**Activity:** If a line includes "heading", copy it out of the entries.
==== Material for the task ====
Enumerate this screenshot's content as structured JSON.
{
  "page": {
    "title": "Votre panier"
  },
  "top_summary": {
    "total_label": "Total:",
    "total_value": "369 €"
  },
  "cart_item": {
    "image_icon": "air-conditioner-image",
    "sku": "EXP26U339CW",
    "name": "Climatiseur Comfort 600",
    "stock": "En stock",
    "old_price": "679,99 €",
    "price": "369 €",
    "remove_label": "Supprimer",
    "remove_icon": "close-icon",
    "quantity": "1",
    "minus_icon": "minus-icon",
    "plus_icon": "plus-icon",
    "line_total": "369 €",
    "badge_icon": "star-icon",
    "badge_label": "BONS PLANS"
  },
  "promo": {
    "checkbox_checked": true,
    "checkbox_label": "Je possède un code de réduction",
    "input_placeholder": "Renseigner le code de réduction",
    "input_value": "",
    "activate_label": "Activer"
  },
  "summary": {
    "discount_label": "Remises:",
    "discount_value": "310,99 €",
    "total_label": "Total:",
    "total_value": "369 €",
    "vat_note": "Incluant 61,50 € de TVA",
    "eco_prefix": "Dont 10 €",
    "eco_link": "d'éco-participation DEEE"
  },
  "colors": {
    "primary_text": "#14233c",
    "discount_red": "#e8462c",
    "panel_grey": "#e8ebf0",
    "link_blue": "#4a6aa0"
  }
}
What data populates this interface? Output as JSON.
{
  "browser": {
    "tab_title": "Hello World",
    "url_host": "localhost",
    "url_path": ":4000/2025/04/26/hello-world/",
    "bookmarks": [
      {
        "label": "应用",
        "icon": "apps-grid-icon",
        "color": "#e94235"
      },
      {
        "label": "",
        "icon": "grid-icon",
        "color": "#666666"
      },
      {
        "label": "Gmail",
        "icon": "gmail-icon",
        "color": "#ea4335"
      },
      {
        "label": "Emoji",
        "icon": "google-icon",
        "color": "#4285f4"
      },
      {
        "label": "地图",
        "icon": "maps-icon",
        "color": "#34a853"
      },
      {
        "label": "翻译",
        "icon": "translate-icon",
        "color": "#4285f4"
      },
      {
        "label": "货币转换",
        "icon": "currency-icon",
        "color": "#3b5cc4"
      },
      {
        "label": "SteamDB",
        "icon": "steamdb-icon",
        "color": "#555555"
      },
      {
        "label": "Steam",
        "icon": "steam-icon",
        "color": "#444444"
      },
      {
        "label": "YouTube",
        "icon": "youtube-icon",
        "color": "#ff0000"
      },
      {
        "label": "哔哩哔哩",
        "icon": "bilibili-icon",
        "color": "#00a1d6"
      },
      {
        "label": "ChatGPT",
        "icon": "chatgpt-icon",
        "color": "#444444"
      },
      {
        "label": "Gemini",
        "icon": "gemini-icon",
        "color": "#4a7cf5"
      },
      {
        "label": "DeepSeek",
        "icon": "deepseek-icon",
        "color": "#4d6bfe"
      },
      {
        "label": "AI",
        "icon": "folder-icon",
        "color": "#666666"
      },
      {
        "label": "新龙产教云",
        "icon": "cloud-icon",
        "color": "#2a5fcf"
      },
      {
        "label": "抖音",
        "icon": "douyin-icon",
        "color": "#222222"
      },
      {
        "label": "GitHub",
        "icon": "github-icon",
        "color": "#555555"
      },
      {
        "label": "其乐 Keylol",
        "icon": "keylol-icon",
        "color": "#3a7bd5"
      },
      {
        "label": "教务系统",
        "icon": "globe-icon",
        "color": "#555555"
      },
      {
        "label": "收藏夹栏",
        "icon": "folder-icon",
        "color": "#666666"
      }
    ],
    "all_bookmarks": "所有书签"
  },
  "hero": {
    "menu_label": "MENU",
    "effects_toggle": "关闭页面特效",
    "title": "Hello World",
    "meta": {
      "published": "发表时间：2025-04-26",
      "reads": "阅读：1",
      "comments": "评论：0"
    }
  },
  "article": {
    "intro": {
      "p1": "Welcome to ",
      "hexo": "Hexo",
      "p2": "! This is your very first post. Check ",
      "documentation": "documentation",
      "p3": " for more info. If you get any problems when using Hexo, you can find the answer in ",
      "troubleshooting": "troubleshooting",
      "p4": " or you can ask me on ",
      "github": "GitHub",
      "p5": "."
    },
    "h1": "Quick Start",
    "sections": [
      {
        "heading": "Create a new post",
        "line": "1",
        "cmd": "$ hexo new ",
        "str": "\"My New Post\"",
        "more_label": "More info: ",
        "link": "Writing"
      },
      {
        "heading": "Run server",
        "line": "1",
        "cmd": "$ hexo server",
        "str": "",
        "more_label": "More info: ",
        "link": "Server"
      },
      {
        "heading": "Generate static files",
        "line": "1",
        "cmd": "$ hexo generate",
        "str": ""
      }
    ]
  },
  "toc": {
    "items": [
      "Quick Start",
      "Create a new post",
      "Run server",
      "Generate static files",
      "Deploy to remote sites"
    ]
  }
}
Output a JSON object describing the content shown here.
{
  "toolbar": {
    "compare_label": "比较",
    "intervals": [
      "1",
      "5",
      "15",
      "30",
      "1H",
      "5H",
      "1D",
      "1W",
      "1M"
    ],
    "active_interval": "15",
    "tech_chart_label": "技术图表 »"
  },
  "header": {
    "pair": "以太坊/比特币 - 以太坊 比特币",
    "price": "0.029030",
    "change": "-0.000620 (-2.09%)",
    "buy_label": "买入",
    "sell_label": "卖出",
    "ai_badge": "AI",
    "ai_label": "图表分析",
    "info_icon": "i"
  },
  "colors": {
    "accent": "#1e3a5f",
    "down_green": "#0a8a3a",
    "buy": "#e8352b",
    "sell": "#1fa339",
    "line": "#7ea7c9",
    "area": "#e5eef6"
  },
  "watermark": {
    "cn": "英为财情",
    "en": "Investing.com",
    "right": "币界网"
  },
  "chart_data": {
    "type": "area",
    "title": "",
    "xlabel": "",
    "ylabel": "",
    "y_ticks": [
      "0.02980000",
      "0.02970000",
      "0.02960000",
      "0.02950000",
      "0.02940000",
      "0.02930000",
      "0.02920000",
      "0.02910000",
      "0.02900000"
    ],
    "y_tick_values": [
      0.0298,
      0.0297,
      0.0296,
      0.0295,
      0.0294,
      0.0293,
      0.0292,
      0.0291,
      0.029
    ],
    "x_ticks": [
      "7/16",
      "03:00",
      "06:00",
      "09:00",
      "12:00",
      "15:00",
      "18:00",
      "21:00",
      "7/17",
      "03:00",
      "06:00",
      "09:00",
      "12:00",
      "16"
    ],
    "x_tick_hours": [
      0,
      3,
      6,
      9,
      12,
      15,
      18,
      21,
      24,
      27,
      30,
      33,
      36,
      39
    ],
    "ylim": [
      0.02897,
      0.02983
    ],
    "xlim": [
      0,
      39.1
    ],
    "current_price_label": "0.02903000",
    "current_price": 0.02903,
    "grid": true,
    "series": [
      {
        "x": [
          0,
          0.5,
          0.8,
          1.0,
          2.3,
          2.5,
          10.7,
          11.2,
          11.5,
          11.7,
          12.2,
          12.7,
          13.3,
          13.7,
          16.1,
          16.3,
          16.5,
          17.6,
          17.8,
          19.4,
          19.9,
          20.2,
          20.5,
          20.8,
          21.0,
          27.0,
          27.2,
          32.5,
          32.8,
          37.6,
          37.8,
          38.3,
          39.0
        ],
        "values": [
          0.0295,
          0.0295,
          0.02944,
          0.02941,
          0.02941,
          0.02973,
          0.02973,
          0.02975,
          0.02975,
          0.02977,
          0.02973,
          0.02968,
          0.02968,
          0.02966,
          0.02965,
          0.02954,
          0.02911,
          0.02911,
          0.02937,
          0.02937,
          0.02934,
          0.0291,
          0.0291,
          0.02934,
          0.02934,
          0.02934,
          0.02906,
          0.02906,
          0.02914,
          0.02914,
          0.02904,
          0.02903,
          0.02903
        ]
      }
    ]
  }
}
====
**Reply to the exercise:**
        "heading": "Create a new post",
        "heading": "Run server",
        "heading": "Generate static files",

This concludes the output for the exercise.